### Task directions:
Report how many lines in the records below hold "this", with no other output.

Data extracted from a collection
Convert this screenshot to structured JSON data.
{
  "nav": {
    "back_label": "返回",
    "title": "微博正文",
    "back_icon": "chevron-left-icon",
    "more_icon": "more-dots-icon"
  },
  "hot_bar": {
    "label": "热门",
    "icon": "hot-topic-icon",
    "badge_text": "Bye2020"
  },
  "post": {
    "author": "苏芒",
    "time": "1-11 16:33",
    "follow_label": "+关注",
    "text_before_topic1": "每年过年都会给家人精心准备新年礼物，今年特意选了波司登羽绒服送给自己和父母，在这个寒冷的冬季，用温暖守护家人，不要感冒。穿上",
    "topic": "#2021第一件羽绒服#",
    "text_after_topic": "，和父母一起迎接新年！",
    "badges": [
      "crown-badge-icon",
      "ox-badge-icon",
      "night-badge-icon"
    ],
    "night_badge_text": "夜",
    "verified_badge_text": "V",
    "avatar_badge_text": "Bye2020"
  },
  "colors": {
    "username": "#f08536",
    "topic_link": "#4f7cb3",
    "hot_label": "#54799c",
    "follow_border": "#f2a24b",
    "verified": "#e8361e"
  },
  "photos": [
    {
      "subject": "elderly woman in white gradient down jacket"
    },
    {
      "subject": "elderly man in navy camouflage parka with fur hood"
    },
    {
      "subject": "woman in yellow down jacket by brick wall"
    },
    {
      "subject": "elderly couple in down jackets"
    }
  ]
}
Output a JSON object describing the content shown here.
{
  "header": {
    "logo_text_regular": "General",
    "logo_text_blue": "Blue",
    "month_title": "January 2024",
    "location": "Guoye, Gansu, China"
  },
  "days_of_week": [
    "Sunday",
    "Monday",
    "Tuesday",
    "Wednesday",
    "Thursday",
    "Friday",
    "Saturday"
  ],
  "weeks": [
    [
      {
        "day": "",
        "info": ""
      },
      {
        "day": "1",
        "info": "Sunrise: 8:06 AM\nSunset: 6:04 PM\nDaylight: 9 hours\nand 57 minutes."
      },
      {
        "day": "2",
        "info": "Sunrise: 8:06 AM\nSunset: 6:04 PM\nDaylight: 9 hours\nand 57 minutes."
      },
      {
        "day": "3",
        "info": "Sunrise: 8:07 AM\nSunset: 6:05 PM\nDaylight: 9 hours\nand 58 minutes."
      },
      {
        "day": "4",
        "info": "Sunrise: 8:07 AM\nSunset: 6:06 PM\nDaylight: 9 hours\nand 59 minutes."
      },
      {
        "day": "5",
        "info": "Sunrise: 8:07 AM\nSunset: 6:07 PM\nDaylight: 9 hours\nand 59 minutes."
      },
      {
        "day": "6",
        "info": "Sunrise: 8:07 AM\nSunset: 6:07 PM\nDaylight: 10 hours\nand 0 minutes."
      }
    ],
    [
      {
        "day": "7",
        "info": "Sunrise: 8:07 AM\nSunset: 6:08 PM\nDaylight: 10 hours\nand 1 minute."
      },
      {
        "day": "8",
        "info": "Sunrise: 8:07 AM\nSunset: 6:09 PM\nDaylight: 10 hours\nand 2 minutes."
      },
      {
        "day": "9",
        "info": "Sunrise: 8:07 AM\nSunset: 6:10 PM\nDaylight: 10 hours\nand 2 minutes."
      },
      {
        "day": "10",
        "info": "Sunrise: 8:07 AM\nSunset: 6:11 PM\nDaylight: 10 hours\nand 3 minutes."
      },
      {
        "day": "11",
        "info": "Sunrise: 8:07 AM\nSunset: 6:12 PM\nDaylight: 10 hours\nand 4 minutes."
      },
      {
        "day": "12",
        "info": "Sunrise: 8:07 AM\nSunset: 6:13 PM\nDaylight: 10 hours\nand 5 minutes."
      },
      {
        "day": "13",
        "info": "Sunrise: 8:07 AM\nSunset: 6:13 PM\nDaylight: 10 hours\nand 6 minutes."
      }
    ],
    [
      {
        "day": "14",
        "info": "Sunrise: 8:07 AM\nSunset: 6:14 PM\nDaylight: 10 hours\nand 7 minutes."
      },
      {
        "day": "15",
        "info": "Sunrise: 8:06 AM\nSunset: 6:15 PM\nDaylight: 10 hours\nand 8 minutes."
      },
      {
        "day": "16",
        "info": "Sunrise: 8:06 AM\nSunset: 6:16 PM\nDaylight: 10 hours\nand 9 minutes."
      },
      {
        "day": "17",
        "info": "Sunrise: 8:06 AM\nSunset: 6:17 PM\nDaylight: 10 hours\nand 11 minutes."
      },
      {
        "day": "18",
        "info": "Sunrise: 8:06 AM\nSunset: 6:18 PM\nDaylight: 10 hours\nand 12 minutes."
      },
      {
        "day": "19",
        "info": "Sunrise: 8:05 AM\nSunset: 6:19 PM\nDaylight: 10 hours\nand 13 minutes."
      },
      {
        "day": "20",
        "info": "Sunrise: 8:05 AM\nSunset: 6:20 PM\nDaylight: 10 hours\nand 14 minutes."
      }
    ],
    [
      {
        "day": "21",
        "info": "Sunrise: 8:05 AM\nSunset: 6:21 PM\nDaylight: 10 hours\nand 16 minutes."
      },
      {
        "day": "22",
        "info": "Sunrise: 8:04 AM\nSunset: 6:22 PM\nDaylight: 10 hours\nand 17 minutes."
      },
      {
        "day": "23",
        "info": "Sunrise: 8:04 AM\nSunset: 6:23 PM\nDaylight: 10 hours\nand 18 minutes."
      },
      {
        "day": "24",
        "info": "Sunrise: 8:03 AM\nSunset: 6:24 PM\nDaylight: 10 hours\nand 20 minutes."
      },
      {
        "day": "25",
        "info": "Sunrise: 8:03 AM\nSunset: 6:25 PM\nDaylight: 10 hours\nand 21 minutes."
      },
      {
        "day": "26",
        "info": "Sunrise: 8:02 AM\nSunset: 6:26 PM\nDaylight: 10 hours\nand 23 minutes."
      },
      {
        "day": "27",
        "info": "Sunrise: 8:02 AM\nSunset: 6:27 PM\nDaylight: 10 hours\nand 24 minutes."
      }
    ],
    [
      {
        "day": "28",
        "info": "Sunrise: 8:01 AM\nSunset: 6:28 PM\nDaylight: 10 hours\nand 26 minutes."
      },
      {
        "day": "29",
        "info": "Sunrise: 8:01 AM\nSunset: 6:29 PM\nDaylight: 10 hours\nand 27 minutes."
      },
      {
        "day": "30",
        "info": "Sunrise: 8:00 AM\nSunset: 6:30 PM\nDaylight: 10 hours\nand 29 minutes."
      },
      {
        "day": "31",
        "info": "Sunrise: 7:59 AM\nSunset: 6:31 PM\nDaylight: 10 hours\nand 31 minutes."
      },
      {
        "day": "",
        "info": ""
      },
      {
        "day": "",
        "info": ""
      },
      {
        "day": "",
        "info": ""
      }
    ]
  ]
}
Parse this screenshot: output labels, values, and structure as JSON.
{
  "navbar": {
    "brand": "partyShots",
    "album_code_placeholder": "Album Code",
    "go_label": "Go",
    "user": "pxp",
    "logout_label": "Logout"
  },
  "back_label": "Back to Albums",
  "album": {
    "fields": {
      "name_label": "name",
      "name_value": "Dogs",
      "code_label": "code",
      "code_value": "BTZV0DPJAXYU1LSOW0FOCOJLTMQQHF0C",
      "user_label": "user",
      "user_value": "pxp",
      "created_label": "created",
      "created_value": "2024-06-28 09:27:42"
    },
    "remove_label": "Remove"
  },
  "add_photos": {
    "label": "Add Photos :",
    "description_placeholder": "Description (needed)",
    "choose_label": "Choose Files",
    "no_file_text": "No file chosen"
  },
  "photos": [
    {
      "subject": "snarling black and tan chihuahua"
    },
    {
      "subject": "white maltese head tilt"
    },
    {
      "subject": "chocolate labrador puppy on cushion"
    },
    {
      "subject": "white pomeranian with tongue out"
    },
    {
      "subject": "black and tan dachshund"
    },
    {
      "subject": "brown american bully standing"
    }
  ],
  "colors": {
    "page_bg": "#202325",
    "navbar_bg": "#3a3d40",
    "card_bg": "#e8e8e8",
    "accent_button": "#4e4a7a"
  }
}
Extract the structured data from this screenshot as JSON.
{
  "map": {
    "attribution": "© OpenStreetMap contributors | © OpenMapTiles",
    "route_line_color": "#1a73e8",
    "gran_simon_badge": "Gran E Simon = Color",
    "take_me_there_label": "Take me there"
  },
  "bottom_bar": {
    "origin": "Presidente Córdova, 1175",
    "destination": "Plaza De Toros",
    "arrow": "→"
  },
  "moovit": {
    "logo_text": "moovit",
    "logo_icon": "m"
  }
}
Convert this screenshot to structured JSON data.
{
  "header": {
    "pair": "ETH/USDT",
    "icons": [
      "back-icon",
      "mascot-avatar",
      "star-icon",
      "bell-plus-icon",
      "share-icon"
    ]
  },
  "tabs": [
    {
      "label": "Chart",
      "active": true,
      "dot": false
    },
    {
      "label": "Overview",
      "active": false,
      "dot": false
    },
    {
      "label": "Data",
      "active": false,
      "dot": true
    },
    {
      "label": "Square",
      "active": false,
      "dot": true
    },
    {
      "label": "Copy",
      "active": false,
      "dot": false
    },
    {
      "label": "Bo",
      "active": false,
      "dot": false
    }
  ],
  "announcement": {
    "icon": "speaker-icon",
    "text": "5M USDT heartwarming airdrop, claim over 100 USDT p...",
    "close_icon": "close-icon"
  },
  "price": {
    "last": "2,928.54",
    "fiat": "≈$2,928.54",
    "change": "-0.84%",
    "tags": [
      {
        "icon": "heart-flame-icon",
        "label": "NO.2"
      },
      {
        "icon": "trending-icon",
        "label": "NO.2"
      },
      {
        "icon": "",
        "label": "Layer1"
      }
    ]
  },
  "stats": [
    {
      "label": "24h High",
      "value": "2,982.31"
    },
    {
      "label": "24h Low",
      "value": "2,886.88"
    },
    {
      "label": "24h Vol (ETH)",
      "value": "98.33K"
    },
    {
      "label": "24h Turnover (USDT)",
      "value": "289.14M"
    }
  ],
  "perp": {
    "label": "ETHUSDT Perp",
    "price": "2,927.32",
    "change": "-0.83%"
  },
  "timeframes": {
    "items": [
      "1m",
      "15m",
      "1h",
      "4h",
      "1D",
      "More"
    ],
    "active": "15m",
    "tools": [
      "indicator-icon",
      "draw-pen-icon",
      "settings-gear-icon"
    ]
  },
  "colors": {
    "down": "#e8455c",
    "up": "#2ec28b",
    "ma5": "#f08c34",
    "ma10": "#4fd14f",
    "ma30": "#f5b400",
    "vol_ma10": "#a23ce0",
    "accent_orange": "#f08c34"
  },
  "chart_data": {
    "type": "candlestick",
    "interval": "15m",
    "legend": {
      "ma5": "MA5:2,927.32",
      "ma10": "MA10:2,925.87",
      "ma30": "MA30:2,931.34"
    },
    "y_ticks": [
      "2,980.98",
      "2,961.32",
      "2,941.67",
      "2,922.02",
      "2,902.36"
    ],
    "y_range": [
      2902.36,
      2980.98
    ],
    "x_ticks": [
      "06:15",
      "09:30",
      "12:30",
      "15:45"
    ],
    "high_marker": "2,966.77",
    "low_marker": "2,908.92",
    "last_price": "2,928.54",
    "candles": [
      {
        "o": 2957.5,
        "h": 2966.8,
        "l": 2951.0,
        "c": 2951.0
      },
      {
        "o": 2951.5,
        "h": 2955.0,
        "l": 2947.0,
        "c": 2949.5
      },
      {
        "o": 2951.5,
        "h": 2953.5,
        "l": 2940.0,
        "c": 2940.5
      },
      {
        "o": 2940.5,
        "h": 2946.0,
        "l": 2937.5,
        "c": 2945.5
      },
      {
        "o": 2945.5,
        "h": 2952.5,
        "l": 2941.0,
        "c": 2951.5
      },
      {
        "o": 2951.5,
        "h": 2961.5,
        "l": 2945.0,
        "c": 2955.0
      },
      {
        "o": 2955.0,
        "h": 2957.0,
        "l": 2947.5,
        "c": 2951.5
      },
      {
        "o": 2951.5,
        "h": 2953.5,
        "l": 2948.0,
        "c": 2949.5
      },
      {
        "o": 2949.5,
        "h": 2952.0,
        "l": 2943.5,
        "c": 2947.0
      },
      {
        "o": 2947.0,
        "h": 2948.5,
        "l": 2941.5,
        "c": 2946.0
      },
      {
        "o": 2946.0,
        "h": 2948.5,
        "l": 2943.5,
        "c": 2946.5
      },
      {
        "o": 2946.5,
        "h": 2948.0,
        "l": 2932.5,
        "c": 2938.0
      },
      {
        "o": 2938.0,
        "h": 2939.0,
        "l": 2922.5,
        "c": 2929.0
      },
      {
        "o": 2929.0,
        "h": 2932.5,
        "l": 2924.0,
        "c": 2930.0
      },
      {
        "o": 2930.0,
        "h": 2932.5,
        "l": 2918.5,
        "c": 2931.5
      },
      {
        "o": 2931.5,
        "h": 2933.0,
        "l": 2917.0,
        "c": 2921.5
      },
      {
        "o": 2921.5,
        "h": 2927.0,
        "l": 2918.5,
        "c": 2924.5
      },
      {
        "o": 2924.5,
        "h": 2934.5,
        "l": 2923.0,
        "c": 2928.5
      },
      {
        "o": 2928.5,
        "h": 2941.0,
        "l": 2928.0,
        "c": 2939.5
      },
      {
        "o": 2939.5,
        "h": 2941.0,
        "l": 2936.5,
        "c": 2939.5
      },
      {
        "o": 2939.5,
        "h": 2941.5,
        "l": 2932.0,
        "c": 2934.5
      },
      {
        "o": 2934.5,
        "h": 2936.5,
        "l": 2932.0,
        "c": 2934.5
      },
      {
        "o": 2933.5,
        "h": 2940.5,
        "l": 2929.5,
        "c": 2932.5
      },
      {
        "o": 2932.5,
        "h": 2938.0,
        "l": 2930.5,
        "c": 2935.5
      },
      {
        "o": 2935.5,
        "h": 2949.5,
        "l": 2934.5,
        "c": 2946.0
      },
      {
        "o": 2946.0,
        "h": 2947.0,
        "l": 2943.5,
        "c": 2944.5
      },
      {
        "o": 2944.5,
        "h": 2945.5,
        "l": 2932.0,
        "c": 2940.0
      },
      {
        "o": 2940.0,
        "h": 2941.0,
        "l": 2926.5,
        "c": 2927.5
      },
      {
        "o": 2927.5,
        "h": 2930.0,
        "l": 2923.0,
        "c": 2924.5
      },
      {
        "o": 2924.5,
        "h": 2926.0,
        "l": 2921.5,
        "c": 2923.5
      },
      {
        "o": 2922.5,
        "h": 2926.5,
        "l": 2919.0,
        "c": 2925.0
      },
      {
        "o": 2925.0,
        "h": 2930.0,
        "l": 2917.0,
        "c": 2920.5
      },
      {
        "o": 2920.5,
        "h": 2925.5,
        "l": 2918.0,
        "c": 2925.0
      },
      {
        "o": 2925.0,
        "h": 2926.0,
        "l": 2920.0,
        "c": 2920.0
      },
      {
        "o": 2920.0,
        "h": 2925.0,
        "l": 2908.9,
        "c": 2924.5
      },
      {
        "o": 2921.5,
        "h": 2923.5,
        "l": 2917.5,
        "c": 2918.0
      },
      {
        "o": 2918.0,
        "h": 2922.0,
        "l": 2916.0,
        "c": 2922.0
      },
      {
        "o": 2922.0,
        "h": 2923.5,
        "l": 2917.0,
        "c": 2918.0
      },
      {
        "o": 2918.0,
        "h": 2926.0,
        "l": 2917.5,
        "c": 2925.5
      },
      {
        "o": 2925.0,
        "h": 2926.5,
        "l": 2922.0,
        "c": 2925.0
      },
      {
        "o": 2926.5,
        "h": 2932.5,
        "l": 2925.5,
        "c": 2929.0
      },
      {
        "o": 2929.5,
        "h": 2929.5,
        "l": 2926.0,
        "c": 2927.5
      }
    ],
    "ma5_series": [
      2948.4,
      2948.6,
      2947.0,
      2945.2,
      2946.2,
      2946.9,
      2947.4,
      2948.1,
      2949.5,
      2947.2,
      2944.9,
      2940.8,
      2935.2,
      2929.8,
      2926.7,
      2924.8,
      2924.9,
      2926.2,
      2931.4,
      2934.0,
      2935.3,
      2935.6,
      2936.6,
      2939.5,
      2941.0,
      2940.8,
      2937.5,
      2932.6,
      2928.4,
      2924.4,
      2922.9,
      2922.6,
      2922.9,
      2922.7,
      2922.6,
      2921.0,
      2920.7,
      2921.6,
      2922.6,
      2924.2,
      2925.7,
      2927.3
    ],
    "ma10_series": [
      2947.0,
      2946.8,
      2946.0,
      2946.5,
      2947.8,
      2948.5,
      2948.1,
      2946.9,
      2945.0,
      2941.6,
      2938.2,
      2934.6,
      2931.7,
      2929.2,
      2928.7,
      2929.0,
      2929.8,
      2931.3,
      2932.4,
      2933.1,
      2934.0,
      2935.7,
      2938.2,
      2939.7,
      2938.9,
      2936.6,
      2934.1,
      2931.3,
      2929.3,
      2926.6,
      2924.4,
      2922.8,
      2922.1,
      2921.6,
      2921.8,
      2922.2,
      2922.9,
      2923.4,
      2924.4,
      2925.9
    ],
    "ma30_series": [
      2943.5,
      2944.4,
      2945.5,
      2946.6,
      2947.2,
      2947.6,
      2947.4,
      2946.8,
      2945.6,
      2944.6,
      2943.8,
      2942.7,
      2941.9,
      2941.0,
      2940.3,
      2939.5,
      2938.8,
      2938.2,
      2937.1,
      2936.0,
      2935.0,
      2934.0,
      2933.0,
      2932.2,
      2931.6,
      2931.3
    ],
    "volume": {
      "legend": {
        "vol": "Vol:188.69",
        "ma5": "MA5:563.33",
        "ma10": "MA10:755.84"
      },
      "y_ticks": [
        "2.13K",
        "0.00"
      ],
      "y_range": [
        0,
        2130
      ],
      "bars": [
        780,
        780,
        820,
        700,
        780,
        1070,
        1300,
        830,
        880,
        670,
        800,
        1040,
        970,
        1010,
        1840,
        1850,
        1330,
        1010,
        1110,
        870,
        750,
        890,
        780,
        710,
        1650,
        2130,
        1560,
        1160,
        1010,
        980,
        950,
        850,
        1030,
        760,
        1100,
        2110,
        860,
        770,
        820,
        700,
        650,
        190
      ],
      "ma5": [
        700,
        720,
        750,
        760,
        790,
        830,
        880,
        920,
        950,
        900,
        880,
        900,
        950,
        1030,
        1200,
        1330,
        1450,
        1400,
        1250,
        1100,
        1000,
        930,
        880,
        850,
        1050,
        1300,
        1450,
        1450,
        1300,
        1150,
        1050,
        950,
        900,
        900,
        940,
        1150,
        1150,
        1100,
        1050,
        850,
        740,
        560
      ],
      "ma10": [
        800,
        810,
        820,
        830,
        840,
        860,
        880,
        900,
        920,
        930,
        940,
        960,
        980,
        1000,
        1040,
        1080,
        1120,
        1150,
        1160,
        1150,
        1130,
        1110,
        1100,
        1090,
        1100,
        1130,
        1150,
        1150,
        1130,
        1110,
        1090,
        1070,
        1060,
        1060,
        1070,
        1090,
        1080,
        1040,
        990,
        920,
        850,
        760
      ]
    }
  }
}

### Solved problem:
4